Photo by Garth GuibordLa Niņa pattern offers hope for a snowy winter posted on 11/01/2021
Mount Hood ski resorts are readying for the winter season as
the National Oceanic and Atmospheric Administration (NOAA) forecast calls for a
cooler, wetter winter in the Pacific Northwest and across the northern part of
This winter’s NOAA forecast holds promise for a good snow
season on Mount Hood and is largely predicated to the occurrence of the ocean-atmospheric
climate phenomenon known as La Niña.
“(La Niña) is the main driver for a forecast of
above-average precipitation in the region this winter,” said Andy Bryant,
National Weather Service Hydrologist. “Big picture; it’s a good outlook for
snowpack in the North Oregon Cascades.”
The La Niña weather pattern periodically occurs when lower
than average sea temperatures in the Eastern Tropical Pacific shifts the jet
stream to the north. This shifting of the atmospheric river of winds over the
Pacific commonly brings more storms to the northern part of the North American
“During this phenomenon, the storm track is aimed at
Washington and Northwest Oregon,” Bryant said.
This winter, the NOAA expects moderate La Niña conditions to
result in slightly below-average temperatures in the region and slightly
above-average precipitation. Current data shows strengthening La Niña

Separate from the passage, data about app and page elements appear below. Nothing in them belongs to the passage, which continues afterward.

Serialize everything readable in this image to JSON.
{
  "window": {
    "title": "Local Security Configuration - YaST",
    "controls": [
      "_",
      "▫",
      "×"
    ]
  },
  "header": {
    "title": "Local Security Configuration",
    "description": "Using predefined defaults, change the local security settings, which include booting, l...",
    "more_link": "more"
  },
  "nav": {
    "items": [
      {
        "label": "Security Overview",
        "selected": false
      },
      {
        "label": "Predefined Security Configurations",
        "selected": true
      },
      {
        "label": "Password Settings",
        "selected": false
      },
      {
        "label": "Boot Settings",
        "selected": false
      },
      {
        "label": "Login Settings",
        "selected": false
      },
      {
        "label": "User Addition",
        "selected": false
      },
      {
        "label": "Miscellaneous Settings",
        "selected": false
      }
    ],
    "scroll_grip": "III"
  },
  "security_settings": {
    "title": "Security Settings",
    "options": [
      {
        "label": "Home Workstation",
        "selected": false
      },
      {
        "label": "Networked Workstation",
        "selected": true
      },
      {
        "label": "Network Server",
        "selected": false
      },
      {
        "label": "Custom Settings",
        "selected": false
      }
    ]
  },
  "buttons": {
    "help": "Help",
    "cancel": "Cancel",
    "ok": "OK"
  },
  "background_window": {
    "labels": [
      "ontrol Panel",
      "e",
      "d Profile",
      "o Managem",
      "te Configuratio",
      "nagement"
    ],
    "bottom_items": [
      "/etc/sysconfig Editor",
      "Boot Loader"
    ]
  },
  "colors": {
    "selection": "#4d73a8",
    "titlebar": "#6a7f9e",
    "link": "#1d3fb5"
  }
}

conditions in the Pacific.
Area ski resorts are preparing for a busy season,
potentially aided by favorable snow conditions. “La Niña typically bodes very
well for snow conditions at Timberline and other ski areas on Mount Hood,” said
John Burton, Director of Marketing and Public Relations for Timberline Lodge.
“Last year there was a lot of demand for outdoor experiences and also a lot of
challenges. We’re looking forward to things being back to somewhat normal.”
This season, Timberline’s Summit Pass, formerly known as
Summit Ski Area, is officially part of the Timberline ski area. The addition
increases the resort’s vertical terrain to 4540 feet, the longest in the United
Mt. Hood Skibowl has worked to streamline guest experience
this winter with tickets available for purchase online in January, additional
kiosks for lift ticket redemption and a new Skibowl food truck offering
grab-and-go seasonal menu items and beverages. The resort is also beginning a
multi-year project replacing their metal halide lights with LED replacements.
The retrofit will reduce energy consumption by 50 percent and provide an
improved visual night experience for guests.
“La Niña years have always been very generous to Skibowl,
and we are looking forward to more of the same this season,” said Mt. Hood
Skibowl representative Karen Norton.
Above-average precipitation and mountain snowfall this
winter should also help alleviate some of the severe to exceptional drought
conditions covering most of Oregon.
“It will take 120 to 130 percent of average precipitation
for western Oregon to get out of drought conditions,” Bryant said. “It is
really unlikely that central and eastern Oregon will see the 150 to 175 percent
of average precipitation needed to end ongoing drought conditions.”
“We’re hopeful for some good snow in the Western Cascades,”
By Ben Simpson/MT